» **Required work**:
Copy the data exactly. Leave nothing out.

[Dataset rows for apps and sites]
:::::

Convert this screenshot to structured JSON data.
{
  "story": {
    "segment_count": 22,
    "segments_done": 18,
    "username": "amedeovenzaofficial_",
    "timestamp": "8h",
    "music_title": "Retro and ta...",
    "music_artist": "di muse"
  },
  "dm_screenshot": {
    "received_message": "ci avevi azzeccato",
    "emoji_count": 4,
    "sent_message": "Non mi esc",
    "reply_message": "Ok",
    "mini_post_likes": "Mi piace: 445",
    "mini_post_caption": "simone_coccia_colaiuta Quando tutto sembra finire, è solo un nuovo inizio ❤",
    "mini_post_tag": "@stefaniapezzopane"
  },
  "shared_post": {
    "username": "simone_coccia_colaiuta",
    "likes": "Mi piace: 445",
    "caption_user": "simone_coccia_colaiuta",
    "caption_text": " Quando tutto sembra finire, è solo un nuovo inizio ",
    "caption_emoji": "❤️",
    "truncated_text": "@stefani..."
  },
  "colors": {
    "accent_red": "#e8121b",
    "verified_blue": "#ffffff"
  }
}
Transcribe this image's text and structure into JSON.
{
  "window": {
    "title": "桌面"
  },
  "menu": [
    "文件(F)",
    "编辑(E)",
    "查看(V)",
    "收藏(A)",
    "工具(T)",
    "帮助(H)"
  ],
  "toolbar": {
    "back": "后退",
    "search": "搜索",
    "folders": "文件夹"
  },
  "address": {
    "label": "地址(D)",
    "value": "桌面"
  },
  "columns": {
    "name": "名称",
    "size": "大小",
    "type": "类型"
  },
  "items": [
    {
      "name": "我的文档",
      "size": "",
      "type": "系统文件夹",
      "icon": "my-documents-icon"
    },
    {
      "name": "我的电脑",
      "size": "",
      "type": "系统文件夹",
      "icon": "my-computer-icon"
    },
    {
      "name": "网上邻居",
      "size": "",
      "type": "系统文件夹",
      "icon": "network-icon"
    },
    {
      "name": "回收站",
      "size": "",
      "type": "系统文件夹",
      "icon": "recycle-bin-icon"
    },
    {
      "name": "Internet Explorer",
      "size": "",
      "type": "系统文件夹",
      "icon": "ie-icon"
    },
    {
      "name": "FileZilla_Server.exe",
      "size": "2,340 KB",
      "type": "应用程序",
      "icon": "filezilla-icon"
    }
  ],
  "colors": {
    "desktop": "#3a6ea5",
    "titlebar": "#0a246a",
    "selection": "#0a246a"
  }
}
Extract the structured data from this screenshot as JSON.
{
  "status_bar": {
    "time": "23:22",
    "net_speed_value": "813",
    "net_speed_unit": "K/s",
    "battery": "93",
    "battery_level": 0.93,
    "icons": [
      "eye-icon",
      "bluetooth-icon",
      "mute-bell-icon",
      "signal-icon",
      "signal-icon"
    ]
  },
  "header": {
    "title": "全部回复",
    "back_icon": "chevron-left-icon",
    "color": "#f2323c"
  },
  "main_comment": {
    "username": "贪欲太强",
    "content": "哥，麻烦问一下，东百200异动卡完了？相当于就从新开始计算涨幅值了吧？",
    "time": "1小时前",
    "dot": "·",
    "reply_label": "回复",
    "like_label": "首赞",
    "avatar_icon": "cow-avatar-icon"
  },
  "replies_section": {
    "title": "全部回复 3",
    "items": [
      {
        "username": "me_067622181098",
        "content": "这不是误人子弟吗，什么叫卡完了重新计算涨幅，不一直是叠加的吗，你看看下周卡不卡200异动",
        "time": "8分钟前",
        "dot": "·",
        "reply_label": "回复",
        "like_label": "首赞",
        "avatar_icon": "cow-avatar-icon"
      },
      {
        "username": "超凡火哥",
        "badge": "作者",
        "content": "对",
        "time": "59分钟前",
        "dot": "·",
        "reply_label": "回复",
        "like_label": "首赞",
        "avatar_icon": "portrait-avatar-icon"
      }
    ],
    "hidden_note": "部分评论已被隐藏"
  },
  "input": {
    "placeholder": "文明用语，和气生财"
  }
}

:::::

» **Finished task**:
Convert this screenshot to structured JSON data.
{
  "story": {
    "segment_count": 22,
    "segments_done": 18,
    "username": "amedeovenzaofficial_",
    "timestamp": "8h",
    "music_title": "Retro and ta...",
    "music_artist": "di muse"
  },
  "dm_screenshot": {
    "received_message": "ci avevi azzeccato",
    "emoji_count": 4,
    "sent_message": "Non mi esc",
    "reply_message": "Ok",
    "mini_post_likes": "Mi piace: 445",
    "mini_post_caption": "simone_coccia_colaiuta Quando tutto sembra finire, è solo un nuovo inizio ❤",
    "mini_post_tag": "@stefaniapezzopane"
  },
  "shared_post": {
    "username": "simone_coccia_colaiuta",
    "likes": "Mi piace: 445",
    "caption_user": "simone_coccia_colaiuta",
    "caption_text": " Quando tutto sembra finire, è solo un nuovo inizio ",
    "caption_emoji": "❤️",
    "truncated_text": "@stefani..."
  },
  "colors": {
    "accent_red": "#e8121b",
    "verified_blue": "#ffffff"
  }
}
Transcribe this image's text and structure into JSON.
{
  "window": {
    "title": "桌面"
  },
  "menu": [
    "文件(F)",
    "编辑(E)",
    "查看(V)",
    "收藏(A)",
    "工具(T)",
    "帮助(H)"
  ],
  "toolbar": {
    "back": "后退",
    "search": "搜索",
    "folders": "文件夹"
  },
  "address": {
    "label": "地址(D)",
    "value": "桌面"
  },
  "columns": {
    "name": "名称",
    "size": "大小",
    "type": "类型"
  },
  "items": [
    {
      "name": "我的文档",
      "size": "",
      "type": "系统文件夹",
      "icon": "my-documents-icon"
    },
    {
      "name": "我的电脑",
      "size": "",
      "type": "系统文件夹",
      "icon": "my-computer-icon"
    },
    {
      "name": "网上邻居",
      "size": "",
      "type": "系统文件夹",
      "icon": "network-icon"
    },
    {
      "name": "回收站",
      "size": "",
      "type": "系统文件夹",
      "icon": "recycle-bin-icon"
    },
    {
      "name": "Internet Explorer",
      "size": "",
      "type": "系统文件夹",
      "icon": "ie-icon"
    },
    {
      "name": "FileZilla_Server.exe",
      "size": "2,340 KB",
      "type": "应用程序",
      "icon": "filezilla-icon"
    }
  ],
  "colors": {
    "desktop": "#3a6ea5",
    "titlebar": "#0a246a",
    "selection": "#0a246a"
  }
}
Extract the structured data from this screenshot as JSON.
{
  "status_bar": {
    "time": "23:22",
    "net_speed_value": "813",
    "net_speed_unit": "K/s",
    "battery": "93",
    "battery_level": 0.93,
    "icons": [
      "eye-icon",
      "bluetooth-icon",
      "mute-bell-icon",
      "signal-icon",
      "signal-icon"
    ]
  },
  "header": {
    "title": "全部回复",
    "back_icon": "chevron-left-icon",
    "color": "#f2323c"
  },
  "main_comment": {
    "username": "贪欲太强",
    "content": "哥，麻烦问一下，东百200异动卡完了？相当于就从新开始计算涨幅值了吧？",
    "time": "1小时前",
    "dot": "·",
    "reply_label": "回复",
    "like_label": "首赞",
    "avatar_icon": "cow-avatar-icon"
  },
  "replies_section": {
    "title": "全部回复 3",
    "items": [
      {
        "username": "me_067622181098",
        "content": "这不是误人子弟吗，什么叫卡完了重新计算涨幅，不一直是叠加的吗，你看看下周卡不卡200异动",
        "time": "8分钟前",
        "dot": "·",
        "reply_label": "回复",
        "like_label": "首赞",
        "avatar_icon": "cow-avatar-icon"
      },
      {
        "username": "超凡火哥",
        "badge": "作者",
        "content": "对",
        "time": "59分钟前",
        "dot": "·",
        "reply_label": "回复",
        "like_label": "首赞",
        "avatar_icon": "portrait-avatar-icon"
      }
    ],
    "hidden_note": "部分评论已被隐藏"
  },
  "input": {
    "placeholder": "文明用语，和气生财"
  }
}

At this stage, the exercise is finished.